[Stored dataset items]
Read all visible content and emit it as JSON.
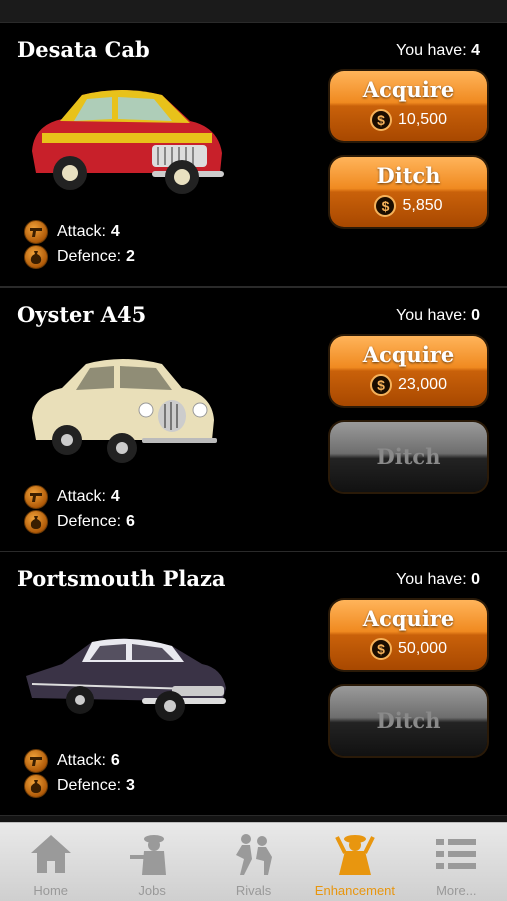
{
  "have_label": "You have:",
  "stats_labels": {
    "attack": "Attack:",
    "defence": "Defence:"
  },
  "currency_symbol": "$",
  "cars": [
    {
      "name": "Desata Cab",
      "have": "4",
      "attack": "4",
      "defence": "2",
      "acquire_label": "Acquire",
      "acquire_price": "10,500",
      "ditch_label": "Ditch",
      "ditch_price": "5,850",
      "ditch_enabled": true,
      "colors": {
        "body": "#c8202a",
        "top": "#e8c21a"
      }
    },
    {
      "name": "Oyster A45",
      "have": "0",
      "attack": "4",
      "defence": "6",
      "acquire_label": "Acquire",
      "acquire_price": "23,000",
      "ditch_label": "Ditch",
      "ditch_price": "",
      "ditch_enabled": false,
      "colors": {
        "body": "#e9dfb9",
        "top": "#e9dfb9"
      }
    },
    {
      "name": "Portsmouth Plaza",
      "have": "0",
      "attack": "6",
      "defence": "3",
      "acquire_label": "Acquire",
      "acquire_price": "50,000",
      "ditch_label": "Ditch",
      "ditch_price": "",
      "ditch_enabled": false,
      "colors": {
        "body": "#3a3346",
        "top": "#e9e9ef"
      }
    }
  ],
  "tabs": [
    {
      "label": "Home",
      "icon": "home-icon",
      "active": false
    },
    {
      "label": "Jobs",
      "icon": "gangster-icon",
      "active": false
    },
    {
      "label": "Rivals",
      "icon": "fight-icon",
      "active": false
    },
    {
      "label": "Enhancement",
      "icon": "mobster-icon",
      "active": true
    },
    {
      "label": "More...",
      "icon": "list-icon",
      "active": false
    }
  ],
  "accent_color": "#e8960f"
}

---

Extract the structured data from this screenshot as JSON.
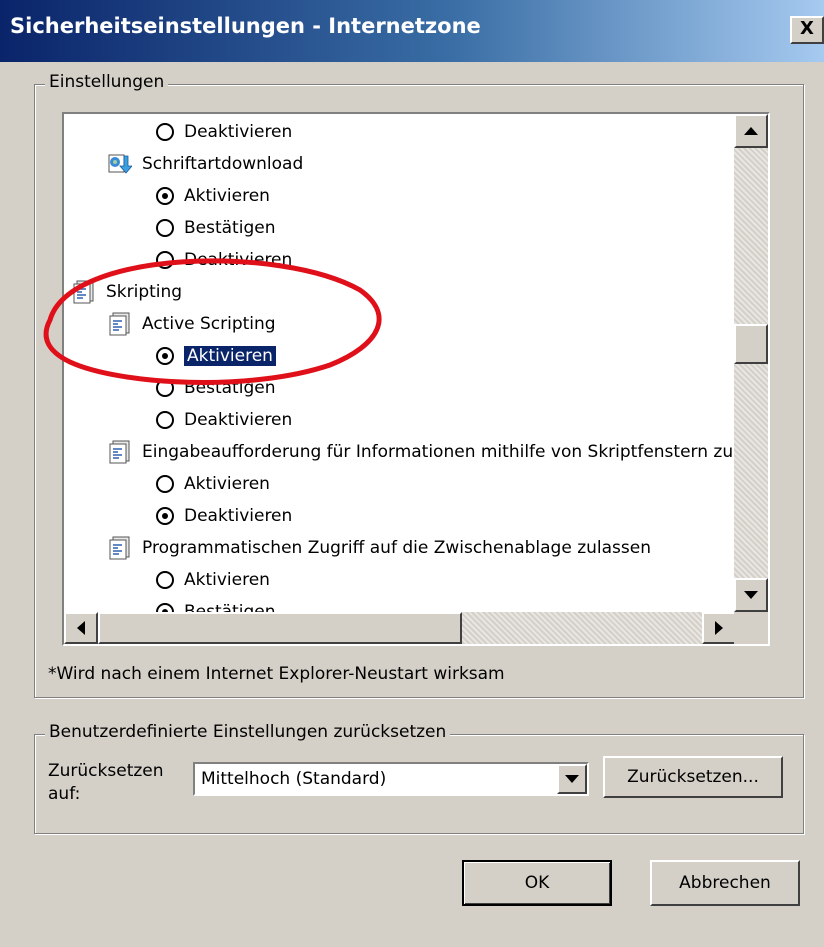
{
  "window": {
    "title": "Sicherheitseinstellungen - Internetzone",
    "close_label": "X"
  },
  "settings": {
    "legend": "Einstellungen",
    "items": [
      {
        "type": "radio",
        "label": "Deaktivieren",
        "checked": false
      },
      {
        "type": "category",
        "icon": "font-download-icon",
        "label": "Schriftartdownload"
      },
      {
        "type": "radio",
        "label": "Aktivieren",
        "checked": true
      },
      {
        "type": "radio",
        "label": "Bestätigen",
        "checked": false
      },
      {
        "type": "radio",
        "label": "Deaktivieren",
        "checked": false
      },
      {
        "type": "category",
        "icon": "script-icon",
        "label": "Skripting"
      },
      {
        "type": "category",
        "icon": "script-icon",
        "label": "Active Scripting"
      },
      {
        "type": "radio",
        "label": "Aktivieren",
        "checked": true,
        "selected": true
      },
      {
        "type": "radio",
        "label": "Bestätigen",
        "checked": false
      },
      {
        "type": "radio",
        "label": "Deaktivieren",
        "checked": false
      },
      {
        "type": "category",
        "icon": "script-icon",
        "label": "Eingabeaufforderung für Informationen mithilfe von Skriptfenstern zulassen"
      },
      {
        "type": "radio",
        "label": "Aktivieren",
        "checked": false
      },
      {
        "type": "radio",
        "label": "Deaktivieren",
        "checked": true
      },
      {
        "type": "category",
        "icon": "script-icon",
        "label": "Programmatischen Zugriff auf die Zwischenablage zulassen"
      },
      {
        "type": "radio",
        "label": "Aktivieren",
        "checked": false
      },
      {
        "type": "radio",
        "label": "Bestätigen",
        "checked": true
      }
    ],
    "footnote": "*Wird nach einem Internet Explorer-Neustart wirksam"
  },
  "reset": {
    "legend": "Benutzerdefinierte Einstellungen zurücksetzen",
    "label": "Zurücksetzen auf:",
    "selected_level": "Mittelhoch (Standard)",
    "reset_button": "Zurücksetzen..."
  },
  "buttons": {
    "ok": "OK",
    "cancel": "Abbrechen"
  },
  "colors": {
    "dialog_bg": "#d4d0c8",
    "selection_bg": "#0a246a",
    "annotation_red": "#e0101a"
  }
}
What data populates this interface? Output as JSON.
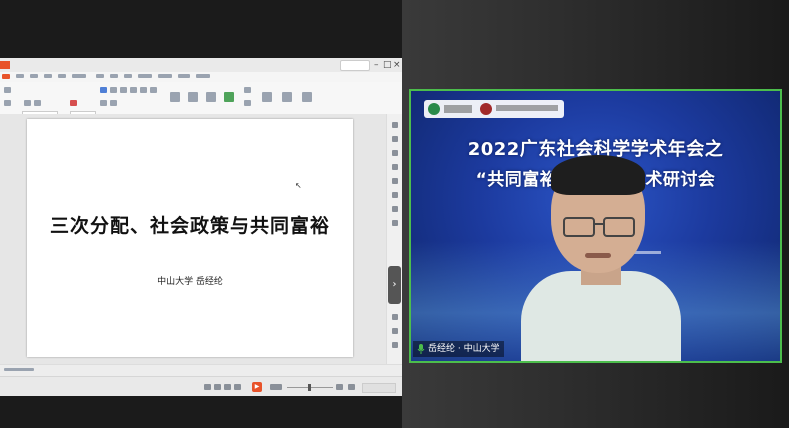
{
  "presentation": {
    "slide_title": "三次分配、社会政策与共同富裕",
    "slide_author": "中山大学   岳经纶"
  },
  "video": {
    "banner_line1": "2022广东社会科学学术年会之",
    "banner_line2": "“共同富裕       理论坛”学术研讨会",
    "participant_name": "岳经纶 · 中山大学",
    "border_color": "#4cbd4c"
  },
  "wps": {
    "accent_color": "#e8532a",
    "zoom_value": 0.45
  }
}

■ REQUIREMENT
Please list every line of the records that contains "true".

■ THE COMPLETED TASK
      "ditch_enabled": true,
      "active": true
        "checked": true
        "checked": true,
        "selected": true
        "checked": true
        "checked": true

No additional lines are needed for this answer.